Thursday, April 28, 2011

XKCD tetris heaven

First XKCD proposed it, then someone built it: a game of Tetris that every now and then throws you a block constructed to exactly fit your board's needs.

When this was first linked on Metafilter, I couldn't get on the site -- I assume all the attention was more than their provider could keep up with. But it's up now.

Sunday, April 24, 2011

No-bullshit fables

These short comic strip versions of well-known fables gave me a chuckle. My favorite is the Ant and the Grasshopper, which postulates an ant who, 'not being a sociopath', works something out....

Wednesday, April 20, 2011

Church Tank

I didn't know there was such a thing as that artwork known as the Church Tank, but now I do and so do you. It's by Kris Kuksi. Here's a gallery topped by another of his constructions, which also has lots of other interesting sculptures:

ADDENDUM: Oh,'s a walkthrough video of a complex piece. I like how he seems to be blending model-building and sculpture here:

Sunday, April 17, 2011

Physics game, cellular music

I've been obsessed with The Powder Toy all weekend. It's a simple 2d physics sim where you drop powder of different materials onto the screen, and stuff happens. Seeds, water, gunpowder, and acid all add to the fun. Here's a version you can play in a browser...and a more involved version you can download.

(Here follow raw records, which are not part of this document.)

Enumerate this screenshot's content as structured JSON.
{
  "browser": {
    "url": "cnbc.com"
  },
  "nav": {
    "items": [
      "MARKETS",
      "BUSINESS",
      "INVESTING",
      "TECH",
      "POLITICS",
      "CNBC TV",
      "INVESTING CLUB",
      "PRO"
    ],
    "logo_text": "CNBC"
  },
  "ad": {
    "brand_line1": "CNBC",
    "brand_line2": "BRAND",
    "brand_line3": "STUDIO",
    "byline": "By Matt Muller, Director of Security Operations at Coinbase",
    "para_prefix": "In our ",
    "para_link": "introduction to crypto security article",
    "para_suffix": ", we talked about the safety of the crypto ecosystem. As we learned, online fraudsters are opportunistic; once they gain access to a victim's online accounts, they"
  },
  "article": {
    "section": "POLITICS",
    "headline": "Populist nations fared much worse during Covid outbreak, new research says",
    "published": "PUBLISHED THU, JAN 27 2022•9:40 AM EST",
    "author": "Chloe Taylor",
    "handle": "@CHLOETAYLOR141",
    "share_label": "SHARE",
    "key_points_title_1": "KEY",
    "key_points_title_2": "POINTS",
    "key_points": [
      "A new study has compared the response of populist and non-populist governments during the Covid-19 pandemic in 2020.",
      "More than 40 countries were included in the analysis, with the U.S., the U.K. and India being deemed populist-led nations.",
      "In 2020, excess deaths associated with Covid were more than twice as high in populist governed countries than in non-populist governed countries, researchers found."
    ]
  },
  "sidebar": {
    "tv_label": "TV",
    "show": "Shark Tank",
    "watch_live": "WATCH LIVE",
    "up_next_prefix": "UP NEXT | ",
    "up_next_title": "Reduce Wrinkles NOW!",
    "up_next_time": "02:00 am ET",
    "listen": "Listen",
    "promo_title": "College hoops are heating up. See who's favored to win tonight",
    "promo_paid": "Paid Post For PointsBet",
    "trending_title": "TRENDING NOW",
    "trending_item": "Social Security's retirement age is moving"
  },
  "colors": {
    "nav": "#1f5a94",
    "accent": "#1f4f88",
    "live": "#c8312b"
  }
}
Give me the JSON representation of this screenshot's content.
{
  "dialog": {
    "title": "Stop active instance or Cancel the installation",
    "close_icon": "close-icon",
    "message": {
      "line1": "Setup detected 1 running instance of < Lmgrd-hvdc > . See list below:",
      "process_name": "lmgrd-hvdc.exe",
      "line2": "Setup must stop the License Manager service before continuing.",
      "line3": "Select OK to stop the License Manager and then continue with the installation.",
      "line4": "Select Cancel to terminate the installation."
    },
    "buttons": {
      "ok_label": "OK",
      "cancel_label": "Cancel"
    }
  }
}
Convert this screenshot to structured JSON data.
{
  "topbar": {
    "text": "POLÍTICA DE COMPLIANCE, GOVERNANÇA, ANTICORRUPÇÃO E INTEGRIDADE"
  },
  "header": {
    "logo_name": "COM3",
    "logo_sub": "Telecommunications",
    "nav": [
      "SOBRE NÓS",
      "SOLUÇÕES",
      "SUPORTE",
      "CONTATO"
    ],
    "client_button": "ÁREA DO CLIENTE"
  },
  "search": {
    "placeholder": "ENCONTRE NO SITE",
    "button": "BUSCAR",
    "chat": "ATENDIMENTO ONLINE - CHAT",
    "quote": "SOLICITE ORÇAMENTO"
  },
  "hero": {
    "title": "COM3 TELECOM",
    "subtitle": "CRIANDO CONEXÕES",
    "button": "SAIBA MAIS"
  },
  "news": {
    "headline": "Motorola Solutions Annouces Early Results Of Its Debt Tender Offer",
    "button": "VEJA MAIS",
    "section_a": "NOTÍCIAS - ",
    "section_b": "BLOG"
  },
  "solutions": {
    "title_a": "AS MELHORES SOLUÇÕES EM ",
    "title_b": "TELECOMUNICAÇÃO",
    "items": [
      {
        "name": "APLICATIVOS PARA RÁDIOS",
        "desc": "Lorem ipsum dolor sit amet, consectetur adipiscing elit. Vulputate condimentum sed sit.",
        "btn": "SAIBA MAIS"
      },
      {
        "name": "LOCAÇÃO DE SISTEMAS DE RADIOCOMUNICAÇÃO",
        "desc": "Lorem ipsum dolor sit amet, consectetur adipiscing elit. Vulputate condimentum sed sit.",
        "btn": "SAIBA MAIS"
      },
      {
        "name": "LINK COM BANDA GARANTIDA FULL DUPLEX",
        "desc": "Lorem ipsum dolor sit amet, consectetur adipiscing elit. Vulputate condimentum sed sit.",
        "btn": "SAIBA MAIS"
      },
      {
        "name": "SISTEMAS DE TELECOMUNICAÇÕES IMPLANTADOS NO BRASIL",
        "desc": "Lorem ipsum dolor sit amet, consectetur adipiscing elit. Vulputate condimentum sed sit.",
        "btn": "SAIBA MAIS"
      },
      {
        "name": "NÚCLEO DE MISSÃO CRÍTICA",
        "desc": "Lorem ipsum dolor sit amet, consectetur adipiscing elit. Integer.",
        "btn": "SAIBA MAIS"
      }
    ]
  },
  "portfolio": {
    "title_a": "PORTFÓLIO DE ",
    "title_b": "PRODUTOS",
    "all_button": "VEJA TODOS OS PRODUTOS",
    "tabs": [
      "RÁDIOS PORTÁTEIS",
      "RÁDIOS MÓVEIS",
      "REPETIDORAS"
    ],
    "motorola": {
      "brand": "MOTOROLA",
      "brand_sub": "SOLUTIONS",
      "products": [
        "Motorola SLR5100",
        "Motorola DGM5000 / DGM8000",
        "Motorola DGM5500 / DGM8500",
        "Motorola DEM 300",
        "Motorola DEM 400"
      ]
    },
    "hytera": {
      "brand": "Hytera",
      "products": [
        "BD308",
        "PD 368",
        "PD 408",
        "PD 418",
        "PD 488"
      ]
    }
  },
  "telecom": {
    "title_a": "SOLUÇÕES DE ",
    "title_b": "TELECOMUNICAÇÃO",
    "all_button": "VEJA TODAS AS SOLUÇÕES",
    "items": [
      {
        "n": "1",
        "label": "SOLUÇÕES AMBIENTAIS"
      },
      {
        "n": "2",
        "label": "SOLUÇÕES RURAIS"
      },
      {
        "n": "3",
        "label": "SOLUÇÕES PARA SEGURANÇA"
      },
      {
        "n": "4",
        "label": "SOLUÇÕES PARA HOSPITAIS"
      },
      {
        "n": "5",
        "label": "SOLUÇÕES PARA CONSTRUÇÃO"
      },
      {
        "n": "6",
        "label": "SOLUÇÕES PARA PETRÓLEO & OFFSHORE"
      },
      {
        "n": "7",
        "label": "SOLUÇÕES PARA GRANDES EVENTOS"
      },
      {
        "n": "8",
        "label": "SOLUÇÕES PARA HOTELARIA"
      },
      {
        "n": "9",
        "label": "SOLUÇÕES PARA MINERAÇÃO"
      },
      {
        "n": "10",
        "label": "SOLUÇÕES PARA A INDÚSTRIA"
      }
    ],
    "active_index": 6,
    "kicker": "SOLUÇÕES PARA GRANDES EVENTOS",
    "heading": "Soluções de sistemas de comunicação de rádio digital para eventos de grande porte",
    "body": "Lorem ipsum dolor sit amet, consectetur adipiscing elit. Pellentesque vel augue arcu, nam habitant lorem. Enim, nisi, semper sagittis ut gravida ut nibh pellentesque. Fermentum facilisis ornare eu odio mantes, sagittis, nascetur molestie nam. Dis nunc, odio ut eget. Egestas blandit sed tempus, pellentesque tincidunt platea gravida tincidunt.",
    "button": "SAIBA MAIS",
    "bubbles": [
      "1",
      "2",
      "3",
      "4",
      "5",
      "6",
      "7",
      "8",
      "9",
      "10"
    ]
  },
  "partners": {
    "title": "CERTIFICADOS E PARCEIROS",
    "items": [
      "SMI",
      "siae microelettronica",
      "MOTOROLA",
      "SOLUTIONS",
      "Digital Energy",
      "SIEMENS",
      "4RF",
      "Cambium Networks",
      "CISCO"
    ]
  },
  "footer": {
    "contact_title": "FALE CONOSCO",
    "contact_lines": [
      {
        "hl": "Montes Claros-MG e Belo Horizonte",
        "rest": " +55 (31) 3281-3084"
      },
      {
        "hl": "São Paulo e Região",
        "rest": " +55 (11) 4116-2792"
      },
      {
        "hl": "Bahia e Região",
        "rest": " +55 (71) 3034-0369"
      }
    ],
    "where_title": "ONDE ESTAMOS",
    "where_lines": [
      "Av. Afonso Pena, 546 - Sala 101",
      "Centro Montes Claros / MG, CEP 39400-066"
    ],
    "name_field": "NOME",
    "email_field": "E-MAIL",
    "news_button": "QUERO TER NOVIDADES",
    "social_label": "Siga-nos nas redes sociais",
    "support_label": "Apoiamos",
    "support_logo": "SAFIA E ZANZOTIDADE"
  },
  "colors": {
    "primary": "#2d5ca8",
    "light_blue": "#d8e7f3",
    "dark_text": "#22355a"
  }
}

And that version includes cells from the Game of Life, which quickly take over....and that leads me to this music toy based on cellular automata. You place cells in a grid, they move around according to rules, and music happens.

All of this, as usual, thanks to

Kin-selection-evolution argument

Prediction: someone will use the fact that big name scientists can argue about specifics of evolutionary theory to say that evolution is false.

Metafilter pointed me at this interesting discussion of a kerfuffle over kin-selection. The linked blogger made a fun video explaining the arguments. With talking bears.

The root of the problem seems to be that some big name scientists got a paper highly critical of kin selection into Nature. But the paper seems to be based on a lack of knowledge of the published papers about kin selection. So the question becomes...why was the paper published at all?

Wednesday, April 13, 2011

Scott Adams on getting a real education

Lots of good ideas in this Scott Adams (of Dilbert) article about what he learned in college. Lots of sneaky tricks too.

Here's just one tidbit I especially liked...

The Dale Carnegie method ignores speaking technique entirely and trains you instead to enjoy the experience of speaking to a crowd. Once you become relaxed in front of people, technique comes automatically. Over the years, I've given speeches to hundreds of audiences and enjoyed every minute on stage. But this isn't a plug for Dale Carnegie. The point is that people can be trained to replace fear and shyness with enthusiasm. Every entrepreneur can use that skill.

Tuesday, April 12, 2011

How to answer folks who believe in astrology and the like

XKCD has the perfect answer. Short version: If it worked, lots of companies would be using it to make a lot of money for something besides selling it to other people who believe in it.

Friday, April 01, 2011

"The Last Sophia" by C. S. E. Cooney

Yesterday I took a break and read the short story "The Last Sophia" by C. S. E. Cooney. I found it on the Strange Horizons webzine, where I've been finding a lot of great fantasy. This one is a nice take on changelings that throws several new ideas into that old trope, starting by taking the point of view of the mother of more than one faerie child.